Shawn Campbell/flickr

Upstate researchers have found a way predict the likelihood of getting sick after visiting a particular restaurant. The system is called Nemesis and monitors tweets made by restaurant patrons on the popular social media website, Twitter. It then detects likely cases of foodborne illness in close to real-time.

Many people tweet on devices that are GPS enabled, and Nemesis uses this to figure out which restaurant they ate at. It continues to track their tweets for 72 hours after a restaurant visit, to detect whether or not they’ve become ill.

Researcher Vincent Silenzio says the system could help address a major public health issue affecting millions of people every year.

“Food poisoning and food borne illness in and of itself is a huge, huge public health conundrum and in the US alone is responsible for almost $80 billion worth of economic costs per year,” Silenzio said.

Silenzio acknowledges that the system is not perfect - not everyone tweets and when they do it’s not always about their health. But, he says the strength of the system lies in the large amount of data it can access.
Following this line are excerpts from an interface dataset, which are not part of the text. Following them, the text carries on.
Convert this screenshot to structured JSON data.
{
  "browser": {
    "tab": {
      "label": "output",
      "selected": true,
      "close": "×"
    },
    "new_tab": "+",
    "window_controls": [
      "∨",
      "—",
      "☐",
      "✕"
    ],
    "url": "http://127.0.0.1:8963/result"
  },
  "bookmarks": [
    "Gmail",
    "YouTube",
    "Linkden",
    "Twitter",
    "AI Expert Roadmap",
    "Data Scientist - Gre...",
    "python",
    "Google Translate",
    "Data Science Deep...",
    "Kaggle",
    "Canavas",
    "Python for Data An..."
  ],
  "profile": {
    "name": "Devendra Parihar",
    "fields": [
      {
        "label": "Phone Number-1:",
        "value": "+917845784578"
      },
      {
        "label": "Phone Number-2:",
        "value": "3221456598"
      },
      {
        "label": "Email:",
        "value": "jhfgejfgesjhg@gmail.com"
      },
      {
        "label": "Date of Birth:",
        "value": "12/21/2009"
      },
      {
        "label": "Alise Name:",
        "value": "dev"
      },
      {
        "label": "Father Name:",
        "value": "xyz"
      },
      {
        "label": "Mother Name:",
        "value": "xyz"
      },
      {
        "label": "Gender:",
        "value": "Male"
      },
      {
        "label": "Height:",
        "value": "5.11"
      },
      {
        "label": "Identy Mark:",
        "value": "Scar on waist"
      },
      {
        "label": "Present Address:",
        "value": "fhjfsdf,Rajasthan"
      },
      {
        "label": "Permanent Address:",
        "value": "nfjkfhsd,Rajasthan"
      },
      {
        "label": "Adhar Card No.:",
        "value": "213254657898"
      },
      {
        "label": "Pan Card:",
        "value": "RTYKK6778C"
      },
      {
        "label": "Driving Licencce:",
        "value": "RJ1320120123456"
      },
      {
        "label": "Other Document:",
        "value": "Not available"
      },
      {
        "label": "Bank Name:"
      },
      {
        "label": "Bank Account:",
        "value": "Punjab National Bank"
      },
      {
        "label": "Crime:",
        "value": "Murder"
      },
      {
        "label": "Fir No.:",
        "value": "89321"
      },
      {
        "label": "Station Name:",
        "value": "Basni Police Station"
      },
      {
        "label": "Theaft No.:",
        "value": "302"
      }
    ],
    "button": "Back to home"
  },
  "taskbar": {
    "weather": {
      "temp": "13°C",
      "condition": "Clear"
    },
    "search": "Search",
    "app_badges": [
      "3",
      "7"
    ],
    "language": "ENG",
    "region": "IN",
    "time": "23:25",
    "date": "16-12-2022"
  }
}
An individual case could be unrelated to a restaurant visit, but when multiple people have a similar experience, the numbers are revealing.

The app is not available to the public, but Silenzio says they’re working on refining it for release in the not too distant future.

WXXI/Finger Lakes Reporter for the Innovation Trail